Who knows what the 2020s will bring. Perhaps Falmer Bar and Mandela Hall will revive its live music scene? No pressure Sanjeev.
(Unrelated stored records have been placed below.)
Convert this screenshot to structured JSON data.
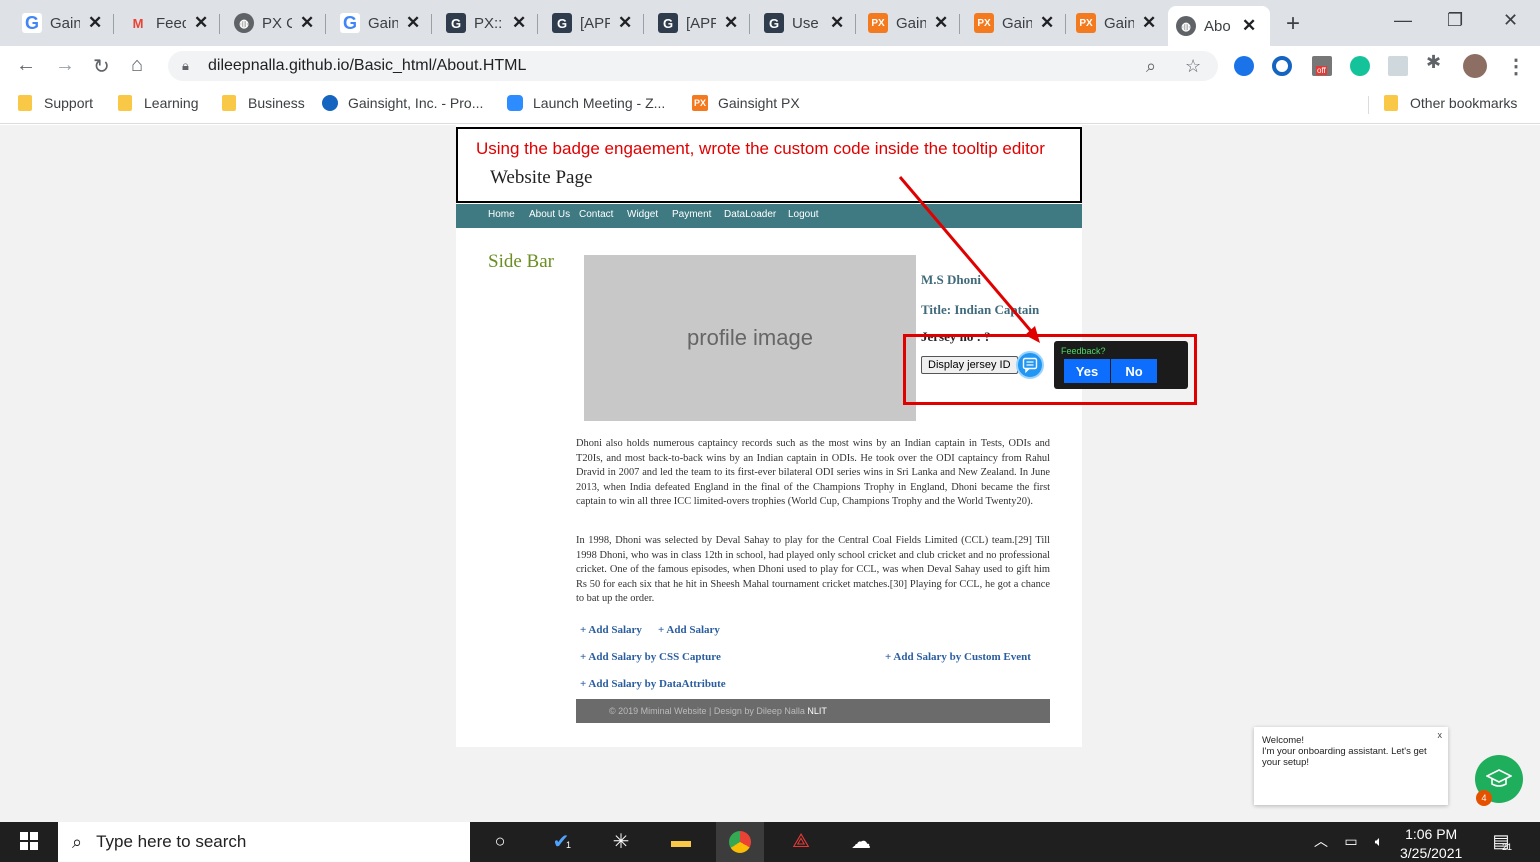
{
  "browser": {
    "tabs": [
      {
        "title": "Gain",
        "icon": "google-icon"
      },
      {
        "title": "Feed",
        "icon": "gmail-icon"
      },
      {
        "title": "PX C",
        "icon": "globe-icon"
      },
      {
        "title": "Gain",
        "icon": "google-icon"
      },
      {
        "title": "PX::",
        "icon": "gainsight-icon"
      },
      {
        "title": "[APF",
        "icon": "gainsight-icon"
      },
      {
        "title": "[APF",
        "icon": "gainsight-icon"
      },
      {
        "title": "Use",
        "icon": "gainsight-icon"
      },
      {
        "title": "Gain",
        "icon": "px-icon"
      },
      {
        "title": "Gain",
        "icon": "px-icon"
      },
      {
        "title": "Gain",
        "icon": "px-icon"
      },
      {
        "title": "Abo",
        "icon": "globe-icon"
      }
    ],
    "url": "dileepnalla.github.io/Basic_html/About.HTML",
    "bookmarks": [
      "Support",
      "Learning",
      "Business",
      "Gainsight, Inc. - Pro...",
      "Launch Meeting - Z...",
      "Gainsight PX"
    ],
    "other_bookmarks": "Other bookmarks",
    "ext_badge": "off"
  },
  "page": {
    "annotation": "Using the badge engaement, wrote the custom code inside the tooltip editor",
    "site_title": "Website Page",
    "nav": [
      "Home",
      "About Us",
      "Contact",
      "Widget",
      "Payment",
      "DataLoader",
      "Logout"
    ],
    "sidebar_title": "Side Bar",
    "profile_placeholder": "profile image",
    "name": "M.S Dhoni",
    "title_line": "Title: Indian Captain",
    "jersey_line": "Jersey no : ?",
    "display_jersey_btn": "Display jersey ID",
    "tooltip": {
      "question": "Feedback?",
      "yes": "Yes",
      "no": "No"
    },
    "para1": "Dhoni also holds numerous captaincy records such as the most wins by an Indian captain in Tests, ODIs and T20Is, and most back-to-back wins by an Indian captain in ODIs. He took over the ODI captaincy from Rahul Dravid in 2007 and led the team to its first-ever bilateral ODI series wins in Sri Lanka and New Zealand. In June 2013, when India defeated England in the final of the Champions Trophy in England, Dhoni became the first captain to win all three ICC limited-overs trophies (World Cup, Champions Trophy and the World Twenty20).",
    "para2": "In 1998, Dhoni was selected by Deval Sahay to play for the Central Coal Fields Limited (CCL) team.[29] Till 1998 Dhoni, who was in class 12th in school, had played only school cricket and club cricket and no professional cricket. One of the famous episodes, when Dhoni used to play for CCL, was when Deval Sahay used to gift him Rs 50 for each six that he hit in Sheesh Mahal tournament cricket matches.[30] Playing for CCL, he got a chance to bat up the order.",
    "add_salary_1": "+ Add Salary",
    "add_salary_2": "+ Add Salary",
    "add_salary_css": "+ Add Salary by CSS Capture",
    "add_salary_event": "+ Add Salary by Custom Event",
    "add_salary_data": "+ Add Salary by DataAttribute",
    "footer_text": "© 2019 Miminal Website | Design by Dileep Nalla",
    "footer_link": "NLIT"
  },
  "widget": {
    "welcome_line1": "Welcome!",
    "welcome_line2": "I'm your onboarding assistant. Let's get your setup!",
    "close": "x",
    "count": "4"
  },
  "taskbar": {
    "search_placeholder": "Type here to search",
    "time": "1:06 PM",
    "date": "3/25/2021",
    "todo_badge": "1",
    "notif_badge": "21"
  },
  "colors": {
    "accent_red": "#e00000",
    "nav_teal": "#3f7a82",
    "badge_blue": "#2196f3",
    "help_green": "#1fae5b"
  }
}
Photo credits to The University of Sussex website unless stated otherwise.